"Conservative appointees of Pope John Paul II" writes Clarkson, "now dominate the American Catholic leadership." This was clear in 1998, when the National Conference of Catholic Bishops urged Catholics to make decisions on which candidate to vote for based on "a politician's stances on abortion and euthanasia over the many other, sometimes progressive public policy views of the church." In addition, younger more conservative priests are replacing older more liberal ones. Clarkson also notes that conservative Catholics are building effective right-wing interest groups, such as the Catholic League for Religious and Civil Rights, Opus Dei, Legionnaires of Christ, a Mexico-based order which publishes the conservative National Catholic Register, and the relatively new Priests for Life.
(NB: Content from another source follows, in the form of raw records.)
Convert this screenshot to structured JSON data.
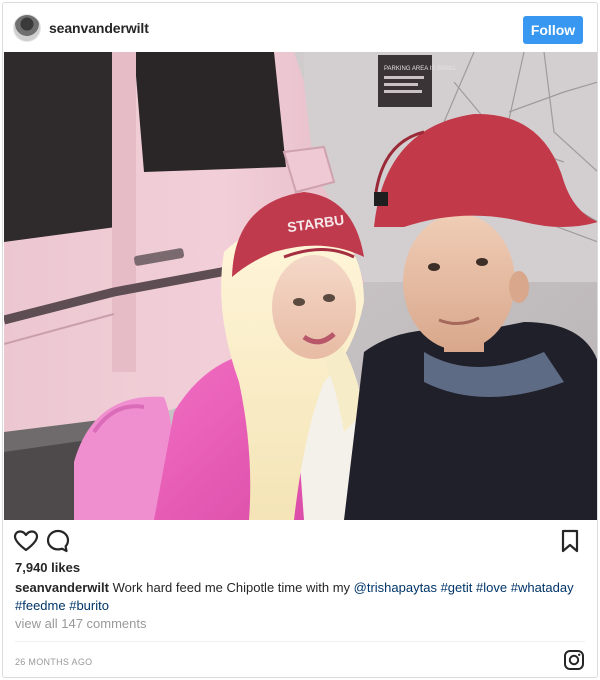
{
  "header": {
    "username": "seanvanderwilt",
    "follow_label": "Follow",
    "avatar_icon": "user-avatar",
    "follow_color": "#3897f0"
  },
  "photo": {
    "sign_text": "PARKING AREA IS SMALL"
  },
  "cap_text": "STARBU",
  "actions": {
    "icons": [
      "heart-icon",
      "comment-icon",
      "bookmark-icon"
    ]
  },
  "likes": "7,940 likes",
  "caption": {
    "user": "seanvanderwilt",
    "text": "Work hard feed me Chipotle time with my",
    "mention": "@trishapaytas",
    "tags_line1": [
      "#getit",
      "#love",
      "#whataday"
    ],
    "tags_line2": [
      "#feedme",
      "#burito"
    ]
  },
  "view_comments": "view all 147 comments",
  "timestamp": "26 MONTHS AGO",
  "footer": {
    "icon": "instagram-icon"
  }
}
In June 1999, in a follow-up to his earlier report QEV's Steven Wagner describes two competing Catholic groups. The first group, "Social-Justice Catholics," support activist government, multiculturalism, self-identify as liberal, and are critical of America's minimalist efforts on behalf of the poor and minorities. The second group, "Social Renewal Catholics," opposes the social-justice agenda, believe in "an absolute standard of morality," think government intervention hastens the decline in individual morality, and feel "popular culture is undermining the character of our youth."

In the October 2000 issue of The American Spectator, William Donohue, founder and chairman of the Catholic League for Religious and Civil Rights said, "Any candidate for public office who seeks the Catholic vote must distinguish between practicing and non-practicing Catholics. Once he does, he quickly learns that the former are more numerous than the latter. More important, practicing Catholics tend to be conservative on moral issues." A QEV-conducted survey, confirms Donohue's assertion finding that of the 1,001 people interviewed, 62 percent supported the social renewal position while only 35 percent supported the social-justice perspective.

Social Renewal Catholics occasionally take their issues further than the party regulars would prefer. Witness their current effort to have the Pope excommunicate a group of Catholic pro-abortion governors and senators, most of whom are Democrats. WorldNetDaily, a conservative online publication, reported in early July that Judie Brown, president of the American Life League, William Cotter, president of Operation Rescue-Boston, and Tim Chichester, executive director of Yankee Samizdat, are circulating their petition "A Canonical Petition to Excommunicate Culture of Death 'Catholics.'" With 2,000 signatures already gathered -- on the way to a hoped-for 100,000 -- the group intends to present it to the Pope in the near future.

While recent surveys indicate Catholic voters might be open to the GOP's message, ultraconservative shenanigans like the petition to the Pope could make its job more difficult. Nevertheless, the party is loading up its wagons and setting off on its ambitious recruitment tour. With the capable Hudson in charge of Catholic outreach, the newly formed National Catholic Leadership Forum in place and President Bush ready and willing to schmooze, Republicans are locked and loaded in search of the Catholic vote.

Bill Berkowitz is an Oakland-based free lance writer covering the Religious Right and related cpnservative movements.